Frankfurt, Germany: Zero carbon emissions by 2050
Much like Munich, Frankfurt am Main is pushing an ambitious carbon reduction goal within a nation that is more committed than most to a truly low carbon economy. As the whole of Germany pursues its “energiewende” (energy transition) policies, Frankfurt is aiming for a staggering 100 percent reduction in carbon emissions by 2050 at the latest. And there has already been significant progress with reductions in energy consumption achieved, despite significant growth in the city’s economy:
Frankfurt on Main founded one of the first municipal energy and climate protection agencies, which has been promoting a comprehensive energy management scheme since 1985. The city is a member of Energie Cities und Eurocities, has conducted a wide range of projects at the European level, and is a member of the Covenant of Mayors. Frankfurt updates its energy and carbon footprint annually, with the goal being a 100 percent reduction of carbon emissions by 2050. Already, emissions have been reduced by 15 percent since 1990 even though the economy has grown by more than 50 percent – and office floor area by more than 80 percent.
San Jose, California
With its position in the heart of Silicon Valley, it’s no surprise that San Jose is positioning itself to lead on matters of technological innovation. Part of that positioning is a goal of achieving 100 percent renewable electricity by 2022. Part of the city’s push has been to reduce red tape associated with installing solar power. Here’s more from Go 100% Renewable Energy:
Helping to show they mean it, the city is one of the few in the U.S. to have eliminated a building permit requirement for residential rooftop solar, breaking down a big barrier to solar PV uptake. San Jose also plans to install solar on its municipal facilities, support technology innovation, and help create bulk power purchasing arrangements. Additionally, the city aims to support power purchase agreements that allow businesses and residents to sell solar power they generate to utilities.
San Francisco, California: 100 percent renewable electricity by 2020
And finally, San Francisco is also pushing the envelope too. The Mayor’s Renewable Energy Task Force was established in January 2011 to develop recommendations to help meet this goal within 10 years. And again, significant progress is being made. According to a 2012 recommendations report, the goal was both entirely achievable and already well underway:
San Francisco’s electricity supply is already 41% renewable, due to a completely renewable municipal power supply from the San Francisco Public Utilities Commission’s (SFPUC) hydroelectric, solar, and biogas facilities, and a state renewable portfolio standard (RPS) that required most utilities and electricity service providers to meet 20% of their electricity demand with eligible renewable resources by 2010, increasing to 33% by 2020. Pacific Gas and Electric (PG&E), which provides most of the power for San Francisco residents and businesses, is on track to meet the 20% requirement by 2013, with a 2010 supply mix that included 15.9% RPS-eligible resources and another 15.6% from large hydroelectric sources.

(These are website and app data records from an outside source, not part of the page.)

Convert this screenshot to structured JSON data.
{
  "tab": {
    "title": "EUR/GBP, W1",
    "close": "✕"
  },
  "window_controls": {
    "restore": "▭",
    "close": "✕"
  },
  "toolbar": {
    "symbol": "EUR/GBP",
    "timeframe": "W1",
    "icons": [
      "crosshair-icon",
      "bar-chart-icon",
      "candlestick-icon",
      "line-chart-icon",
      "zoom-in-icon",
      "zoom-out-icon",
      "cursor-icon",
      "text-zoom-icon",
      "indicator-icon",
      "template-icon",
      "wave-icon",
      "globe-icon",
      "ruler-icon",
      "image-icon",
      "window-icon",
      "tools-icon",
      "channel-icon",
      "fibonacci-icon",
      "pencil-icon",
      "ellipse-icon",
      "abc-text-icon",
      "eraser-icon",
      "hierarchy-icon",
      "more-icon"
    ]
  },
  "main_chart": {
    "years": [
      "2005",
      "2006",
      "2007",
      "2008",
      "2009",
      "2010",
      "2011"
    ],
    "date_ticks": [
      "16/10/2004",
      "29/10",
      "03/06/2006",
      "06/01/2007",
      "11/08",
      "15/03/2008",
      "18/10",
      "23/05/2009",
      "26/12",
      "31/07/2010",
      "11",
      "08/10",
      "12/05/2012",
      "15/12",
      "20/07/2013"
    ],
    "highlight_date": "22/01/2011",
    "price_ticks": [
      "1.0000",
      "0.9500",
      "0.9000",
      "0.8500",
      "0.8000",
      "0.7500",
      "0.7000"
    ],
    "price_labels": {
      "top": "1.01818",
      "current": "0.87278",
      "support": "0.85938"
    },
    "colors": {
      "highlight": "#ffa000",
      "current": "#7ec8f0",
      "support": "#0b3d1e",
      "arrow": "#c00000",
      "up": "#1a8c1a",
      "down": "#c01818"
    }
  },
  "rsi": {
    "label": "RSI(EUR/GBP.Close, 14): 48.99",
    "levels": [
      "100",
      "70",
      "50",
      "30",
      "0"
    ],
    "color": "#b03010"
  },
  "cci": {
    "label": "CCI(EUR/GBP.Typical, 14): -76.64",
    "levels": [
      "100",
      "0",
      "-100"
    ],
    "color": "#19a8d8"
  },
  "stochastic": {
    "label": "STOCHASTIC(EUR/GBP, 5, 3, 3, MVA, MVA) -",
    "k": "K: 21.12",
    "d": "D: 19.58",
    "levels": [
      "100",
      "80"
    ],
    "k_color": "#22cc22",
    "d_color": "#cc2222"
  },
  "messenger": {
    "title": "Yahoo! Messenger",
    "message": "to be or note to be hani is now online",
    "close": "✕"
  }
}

And many, many more…
These cities and communities already make up an impressive list and, collectively, represent millions and millions of global citizens whose environmental footprint will be greatly reduced as their goals are achieved. But they are just a few among many. And as grassroots efforts to push more cities into action gear up, we may see cities overtaking nation states as the primary driver for a clean energy economy. Add that to the cities and communities divesting from fossil fuels and the picture really starts to get interesting.